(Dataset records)
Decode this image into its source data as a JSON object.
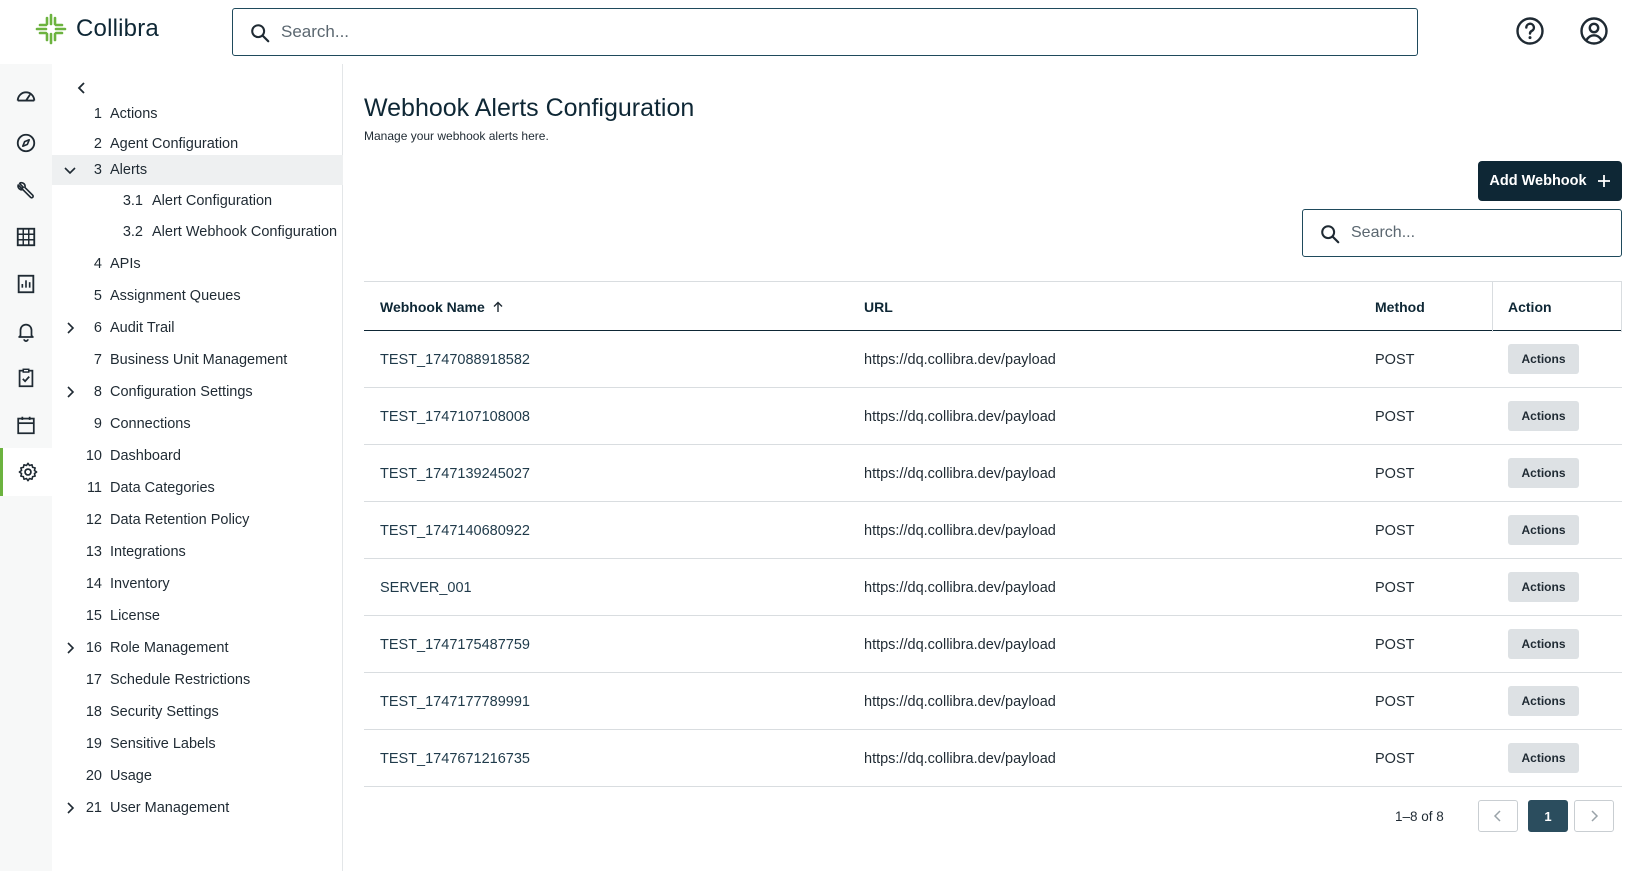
{
  "brand": {
    "name": "Collibra",
    "accent": "#6cb33f",
    "dark": "#0e2735"
  },
  "header": {
    "search_placeholder": "Search..."
  },
  "rail": [
    "dashboard-icon",
    "compass-icon",
    "wrench-icon",
    "table-grid-icon",
    "report-icon",
    "bell-icon",
    "clipboard-check-icon",
    "calendar-icon",
    "gear-icon"
  ],
  "tree": [
    {
      "num": "1",
      "label": "Actions"
    },
    {
      "num": "2",
      "label": "Agent Configuration"
    },
    {
      "num": "3",
      "label": "Alerts"
    },
    {
      "num": "3.1",
      "label": "Alert Configuration"
    },
    {
      "num": "3.2",
      "label": "Alert Webhook Configuration"
    },
    {
      "num": "4",
      "label": "APIs"
    },
    {
      "num": "5",
      "label": "Assignment Queues"
    },
    {
      "num": "6",
      "label": "Audit Trail"
    },
    {
      "num": "7",
      "label": "Business Unit Management"
    },
    {
      "num": "8",
      "label": "Configuration Settings"
    },
    {
      "num": "9",
      "label": "Connections"
    },
    {
      "num": "10",
      "label": "Dashboard"
    },
    {
      "num": "11",
      "label": "Data Categories"
    },
    {
      "num": "12",
      "label": "Data Retention Policy"
    },
    {
      "num": "13",
      "label": "Integrations"
    },
    {
      "num": "14",
      "label": "Inventory"
    },
    {
      "num": "15",
      "label": "License"
    },
    {
      "num": "16",
      "label": "Role Management"
    },
    {
      "num": "17",
      "label": "Schedule Restrictions"
    },
    {
      "num": "18",
      "label": "Security Settings"
    },
    {
      "num": "19",
      "label": "Sensitive Labels"
    },
    {
      "num": "20",
      "label": "Usage"
    },
    {
      "num": "21",
      "label": "User Management"
    }
  ],
  "page": {
    "title": "Webhook Alerts Configuration",
    "subtitle": "Manage your webhook alerts here.",
    "add_button": "Add Webhook",
    "search_placeholder": "Search..."
  },
  "table": {
    "headers": {
      "name": "Webhook Name",
      "url": "URL",
      "method": "Method",
      "action": "Action"
    },
    "rows": [
      {
        "name": "TEST_1747088918582",
        "url": "https://dq.collibra.dev/payload",
        "method": "POST",
        "action": "Actions"
      },
      {
        "name": "TEST_1747107108008",
        "url": "https://dq.collibra.dev/payload",
        "method": "POST",
        "action": "Actions"
      },
      {
        "name": "TEST_1747139245027",
        "url": "https://dq.collibra.dev/payload",
        "method": "POST",
        "action": "Actions"
      },
      {
        "name": "TEST_1747140680922",
        "url": "https://dq.collibra.dev/payload",
        "method": "POST",
        "action": "Actions"
      },
      {
        "name": "SERVER_001",
        "url": "https://dq.collibra.dev/payload",
        "method": "POST",
        "action": "Actions"
      },
      {
        "name": "TEST_1747175487759",
        "url": "https://dq.collibra.dev/payload",
        "method": "POST",
        "action": "Actions"
      },
      {
        "name": "TEST_1747177789991",
        "url": "https://dq.collibra.dev/payload",
        "method": "POST",
        "action": "Actions"
      },
      {
        "name": "TEST_1747671216735",
        "url": "https://dq.collibra.dev/payload",
        "method": "POST",
        "action": "Actions"
      }
    ]
  },
  "pagination": {
    "range": "1–8 of 8",
    "current_page": "1"
  }
}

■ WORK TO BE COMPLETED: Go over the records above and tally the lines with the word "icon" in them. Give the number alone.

■ YOUR SOLUTION: 9